–Cliffy, Esq.

Article III, Sec 2 bestows original jurisdiction in SCOTUS, * inter alia * between a suit in law or equity between citizens of different states.

The 11th amendment:

A reading of this amendment does not seem to abrogate the original jurisdiction of SCOTUS between citizens of different states. Yet, by some convoluted reasoning, IIRC, it does. So, a citizen of one state cannot sue a citizen of another state using SCOTUS as a trial court.

Houlihan, why yes I’ve been known to do so. However I don’t live with my mom in New Orleans. I live with two third years in Lexington.

BTW, for that matter a citizen can’t sue his own state using the Supreme Court (SCotUS for us nerds) as a trial court (no offense barbitu8).

You may wish to read Article III, section 2 again, barbitu8. The first paragraph says the judicial power of the United States extends to cases between citizens of different states.
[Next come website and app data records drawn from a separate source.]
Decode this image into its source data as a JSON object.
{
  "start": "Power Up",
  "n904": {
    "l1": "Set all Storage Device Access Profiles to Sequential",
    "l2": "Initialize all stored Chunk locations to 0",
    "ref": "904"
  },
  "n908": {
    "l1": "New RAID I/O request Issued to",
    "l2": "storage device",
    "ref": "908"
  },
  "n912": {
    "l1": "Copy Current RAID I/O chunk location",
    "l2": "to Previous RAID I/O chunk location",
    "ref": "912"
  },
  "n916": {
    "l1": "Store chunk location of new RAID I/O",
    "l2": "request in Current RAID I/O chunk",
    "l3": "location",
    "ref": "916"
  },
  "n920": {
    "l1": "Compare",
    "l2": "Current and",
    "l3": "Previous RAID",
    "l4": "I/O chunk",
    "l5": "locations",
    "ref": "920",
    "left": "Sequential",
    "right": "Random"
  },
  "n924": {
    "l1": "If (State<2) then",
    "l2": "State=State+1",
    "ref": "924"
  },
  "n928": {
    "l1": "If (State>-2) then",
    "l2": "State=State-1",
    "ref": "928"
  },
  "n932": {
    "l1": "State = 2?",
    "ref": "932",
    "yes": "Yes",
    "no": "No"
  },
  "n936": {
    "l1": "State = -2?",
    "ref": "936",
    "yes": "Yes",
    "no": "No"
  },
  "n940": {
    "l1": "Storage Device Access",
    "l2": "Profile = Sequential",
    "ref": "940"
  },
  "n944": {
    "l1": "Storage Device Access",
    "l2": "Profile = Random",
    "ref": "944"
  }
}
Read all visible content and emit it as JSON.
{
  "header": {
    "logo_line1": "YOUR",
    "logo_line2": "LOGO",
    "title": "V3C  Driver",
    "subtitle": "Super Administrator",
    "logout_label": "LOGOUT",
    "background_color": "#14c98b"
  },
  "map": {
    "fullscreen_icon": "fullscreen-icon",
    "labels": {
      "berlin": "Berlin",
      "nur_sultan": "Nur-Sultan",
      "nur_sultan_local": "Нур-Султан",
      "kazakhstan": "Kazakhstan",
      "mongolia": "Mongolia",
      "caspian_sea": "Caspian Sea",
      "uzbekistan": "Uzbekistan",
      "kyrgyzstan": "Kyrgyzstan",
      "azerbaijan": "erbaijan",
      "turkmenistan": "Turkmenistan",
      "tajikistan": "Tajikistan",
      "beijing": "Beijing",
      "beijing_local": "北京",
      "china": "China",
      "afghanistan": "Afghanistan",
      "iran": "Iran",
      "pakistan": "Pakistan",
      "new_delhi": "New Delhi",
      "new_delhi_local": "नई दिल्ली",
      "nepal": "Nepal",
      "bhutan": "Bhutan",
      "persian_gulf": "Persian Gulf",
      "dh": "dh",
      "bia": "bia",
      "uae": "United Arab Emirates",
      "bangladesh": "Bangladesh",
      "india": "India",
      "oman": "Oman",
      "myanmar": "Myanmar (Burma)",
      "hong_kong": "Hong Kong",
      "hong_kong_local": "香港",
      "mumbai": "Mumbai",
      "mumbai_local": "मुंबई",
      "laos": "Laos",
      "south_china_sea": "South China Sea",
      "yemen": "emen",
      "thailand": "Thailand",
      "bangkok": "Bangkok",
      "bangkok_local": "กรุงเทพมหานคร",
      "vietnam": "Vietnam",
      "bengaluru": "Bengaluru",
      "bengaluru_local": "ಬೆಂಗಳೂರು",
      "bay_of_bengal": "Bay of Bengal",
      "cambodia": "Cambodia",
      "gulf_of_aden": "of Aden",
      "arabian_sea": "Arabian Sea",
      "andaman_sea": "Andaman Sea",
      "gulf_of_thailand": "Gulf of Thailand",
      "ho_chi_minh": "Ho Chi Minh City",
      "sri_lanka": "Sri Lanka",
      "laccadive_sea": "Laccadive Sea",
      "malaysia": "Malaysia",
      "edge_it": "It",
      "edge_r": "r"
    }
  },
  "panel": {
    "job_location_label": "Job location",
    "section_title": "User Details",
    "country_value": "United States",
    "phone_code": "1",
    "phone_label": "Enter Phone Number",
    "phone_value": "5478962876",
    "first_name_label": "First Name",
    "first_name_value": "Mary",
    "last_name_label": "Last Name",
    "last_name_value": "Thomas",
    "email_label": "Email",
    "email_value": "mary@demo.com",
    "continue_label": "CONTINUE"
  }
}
However, it is the second paragraph of section 2 that delineates the Supreme Court’s jurisdiction:

(emphasis added)

The 11th Amendment controversy you appear to be remembering is that it has been interpreted as prohibiting federal jurisdiction over suits by citizens against their own states, even though the language strictly bars only suits by citizens of one state against another state.

barbitu8, the Supreme Court has never had original jurisdiction in diversity cases (suits between citizens of different states). Diversity jurisidiction is included in “the judicial power of the United States” but can only vested in the lower federal courts at first instance. The Supreme Court in turn can be given appellate jurisdiction in diversity matters.

With respect to the Eleventh Amendment, we chattered about it last fall in this thread.

You Confederate Dunce, you.

Ummm, what can I say? Guilty as charged.

And by the way, JS, how did you get ahold of my grades?

Yep. Hans v. Louisiana in 1890.

Also yep. Marbury v. Madison.

I missed a Federal Jurisdiction thread!! Damnitt!!